### ABOUT THIS EXERCISE
When you find the word "annotation" in a line of the entries, please copy the whole line.

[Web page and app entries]

********

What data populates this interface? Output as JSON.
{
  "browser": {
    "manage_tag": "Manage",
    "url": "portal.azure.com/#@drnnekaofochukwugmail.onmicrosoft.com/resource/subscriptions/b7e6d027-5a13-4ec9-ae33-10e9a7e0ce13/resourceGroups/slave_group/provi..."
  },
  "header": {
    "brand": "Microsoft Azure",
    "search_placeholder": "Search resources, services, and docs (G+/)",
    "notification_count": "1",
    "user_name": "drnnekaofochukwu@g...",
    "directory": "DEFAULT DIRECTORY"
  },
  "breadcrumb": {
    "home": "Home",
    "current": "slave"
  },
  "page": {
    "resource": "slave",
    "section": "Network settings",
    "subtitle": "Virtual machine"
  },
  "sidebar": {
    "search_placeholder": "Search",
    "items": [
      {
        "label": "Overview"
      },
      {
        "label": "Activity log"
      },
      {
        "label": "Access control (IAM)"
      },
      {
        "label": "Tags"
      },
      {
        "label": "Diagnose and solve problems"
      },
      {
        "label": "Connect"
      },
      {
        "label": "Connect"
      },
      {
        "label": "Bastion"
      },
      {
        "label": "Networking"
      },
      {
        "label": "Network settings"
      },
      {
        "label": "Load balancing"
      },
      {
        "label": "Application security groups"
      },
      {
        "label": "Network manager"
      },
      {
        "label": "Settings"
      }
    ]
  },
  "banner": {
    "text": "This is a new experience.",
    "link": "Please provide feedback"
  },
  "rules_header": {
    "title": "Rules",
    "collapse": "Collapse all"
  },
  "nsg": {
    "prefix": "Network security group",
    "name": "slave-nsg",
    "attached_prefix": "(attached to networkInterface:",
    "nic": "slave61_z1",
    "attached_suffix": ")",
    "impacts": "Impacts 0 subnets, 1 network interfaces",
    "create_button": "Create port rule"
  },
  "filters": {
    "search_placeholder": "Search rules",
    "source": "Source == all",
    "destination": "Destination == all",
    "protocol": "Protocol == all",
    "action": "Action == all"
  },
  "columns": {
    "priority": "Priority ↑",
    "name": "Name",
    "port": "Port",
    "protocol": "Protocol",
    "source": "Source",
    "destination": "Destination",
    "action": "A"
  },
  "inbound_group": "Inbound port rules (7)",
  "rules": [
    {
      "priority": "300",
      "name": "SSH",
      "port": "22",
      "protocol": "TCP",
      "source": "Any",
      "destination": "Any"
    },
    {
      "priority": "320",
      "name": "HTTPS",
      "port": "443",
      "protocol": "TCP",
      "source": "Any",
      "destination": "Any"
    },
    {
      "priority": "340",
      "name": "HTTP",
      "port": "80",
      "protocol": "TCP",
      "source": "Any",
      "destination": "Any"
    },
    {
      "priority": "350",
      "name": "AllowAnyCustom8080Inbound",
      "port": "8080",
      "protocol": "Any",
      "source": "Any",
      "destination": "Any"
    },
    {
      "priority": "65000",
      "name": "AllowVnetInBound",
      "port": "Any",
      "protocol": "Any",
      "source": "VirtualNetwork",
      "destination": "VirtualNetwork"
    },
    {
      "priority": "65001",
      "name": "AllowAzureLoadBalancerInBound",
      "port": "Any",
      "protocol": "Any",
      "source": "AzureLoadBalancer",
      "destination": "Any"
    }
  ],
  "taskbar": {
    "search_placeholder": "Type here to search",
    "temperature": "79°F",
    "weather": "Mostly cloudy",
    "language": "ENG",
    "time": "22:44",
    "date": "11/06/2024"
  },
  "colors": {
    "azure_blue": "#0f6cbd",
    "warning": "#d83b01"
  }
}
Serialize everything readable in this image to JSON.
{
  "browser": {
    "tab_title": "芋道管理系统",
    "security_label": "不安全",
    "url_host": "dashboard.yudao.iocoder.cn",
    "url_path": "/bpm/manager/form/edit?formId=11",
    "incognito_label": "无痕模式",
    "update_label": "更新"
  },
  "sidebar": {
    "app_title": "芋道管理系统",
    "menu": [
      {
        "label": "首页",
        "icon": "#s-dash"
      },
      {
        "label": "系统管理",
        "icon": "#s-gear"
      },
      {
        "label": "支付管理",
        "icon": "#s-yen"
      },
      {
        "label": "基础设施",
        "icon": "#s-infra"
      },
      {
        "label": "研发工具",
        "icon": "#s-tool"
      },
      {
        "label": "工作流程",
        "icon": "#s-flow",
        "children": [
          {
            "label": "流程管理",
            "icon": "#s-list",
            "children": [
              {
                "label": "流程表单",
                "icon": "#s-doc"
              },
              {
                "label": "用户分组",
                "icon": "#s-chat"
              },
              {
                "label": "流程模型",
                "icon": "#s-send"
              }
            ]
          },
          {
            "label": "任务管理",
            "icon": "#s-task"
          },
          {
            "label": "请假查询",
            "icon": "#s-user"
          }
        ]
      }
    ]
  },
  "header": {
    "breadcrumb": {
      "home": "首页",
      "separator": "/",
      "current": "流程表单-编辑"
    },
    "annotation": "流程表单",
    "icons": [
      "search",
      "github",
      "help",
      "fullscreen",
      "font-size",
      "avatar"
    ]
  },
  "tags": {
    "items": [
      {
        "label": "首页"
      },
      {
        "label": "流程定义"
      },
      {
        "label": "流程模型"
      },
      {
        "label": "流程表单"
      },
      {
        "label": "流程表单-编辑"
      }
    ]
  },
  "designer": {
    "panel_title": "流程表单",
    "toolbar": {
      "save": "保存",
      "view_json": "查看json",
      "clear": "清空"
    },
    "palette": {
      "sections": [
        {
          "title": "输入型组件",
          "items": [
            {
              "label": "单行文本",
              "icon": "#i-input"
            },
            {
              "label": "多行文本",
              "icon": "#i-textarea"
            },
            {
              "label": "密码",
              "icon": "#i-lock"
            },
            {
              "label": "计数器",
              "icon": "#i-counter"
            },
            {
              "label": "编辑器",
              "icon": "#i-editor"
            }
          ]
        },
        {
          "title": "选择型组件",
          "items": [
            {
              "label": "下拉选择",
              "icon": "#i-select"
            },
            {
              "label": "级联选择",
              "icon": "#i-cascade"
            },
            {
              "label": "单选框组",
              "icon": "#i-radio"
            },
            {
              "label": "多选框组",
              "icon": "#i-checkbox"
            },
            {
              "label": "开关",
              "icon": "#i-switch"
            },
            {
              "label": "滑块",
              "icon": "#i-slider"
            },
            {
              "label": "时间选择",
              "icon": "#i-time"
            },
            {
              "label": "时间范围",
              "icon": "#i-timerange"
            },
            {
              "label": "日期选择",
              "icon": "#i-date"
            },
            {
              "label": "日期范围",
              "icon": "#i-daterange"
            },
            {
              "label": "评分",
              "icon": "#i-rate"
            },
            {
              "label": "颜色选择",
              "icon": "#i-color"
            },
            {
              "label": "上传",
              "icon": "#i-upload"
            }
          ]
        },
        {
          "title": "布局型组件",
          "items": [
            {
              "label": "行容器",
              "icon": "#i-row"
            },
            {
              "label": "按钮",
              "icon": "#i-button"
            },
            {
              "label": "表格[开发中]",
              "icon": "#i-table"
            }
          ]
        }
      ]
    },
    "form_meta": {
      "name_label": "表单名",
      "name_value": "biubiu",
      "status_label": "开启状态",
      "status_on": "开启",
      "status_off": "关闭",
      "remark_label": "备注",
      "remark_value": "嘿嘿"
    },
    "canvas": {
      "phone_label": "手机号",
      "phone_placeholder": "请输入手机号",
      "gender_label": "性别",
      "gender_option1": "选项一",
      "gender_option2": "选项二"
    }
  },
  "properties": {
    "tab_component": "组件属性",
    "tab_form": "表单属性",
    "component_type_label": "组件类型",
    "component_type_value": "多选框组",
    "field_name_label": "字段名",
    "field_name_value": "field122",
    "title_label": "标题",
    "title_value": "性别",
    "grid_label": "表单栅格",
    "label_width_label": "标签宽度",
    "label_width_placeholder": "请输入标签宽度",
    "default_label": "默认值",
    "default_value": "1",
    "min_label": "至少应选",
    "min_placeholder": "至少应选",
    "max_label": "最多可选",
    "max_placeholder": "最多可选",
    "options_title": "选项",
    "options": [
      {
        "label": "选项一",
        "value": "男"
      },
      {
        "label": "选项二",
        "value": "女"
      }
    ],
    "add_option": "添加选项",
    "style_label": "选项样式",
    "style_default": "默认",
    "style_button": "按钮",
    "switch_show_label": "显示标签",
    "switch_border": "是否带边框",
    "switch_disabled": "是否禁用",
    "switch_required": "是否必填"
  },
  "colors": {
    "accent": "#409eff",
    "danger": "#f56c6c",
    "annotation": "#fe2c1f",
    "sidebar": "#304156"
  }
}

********

### SOLVED EXERCISE
    "annotation": "流程表单",
    "annotation": "#fe2c1f",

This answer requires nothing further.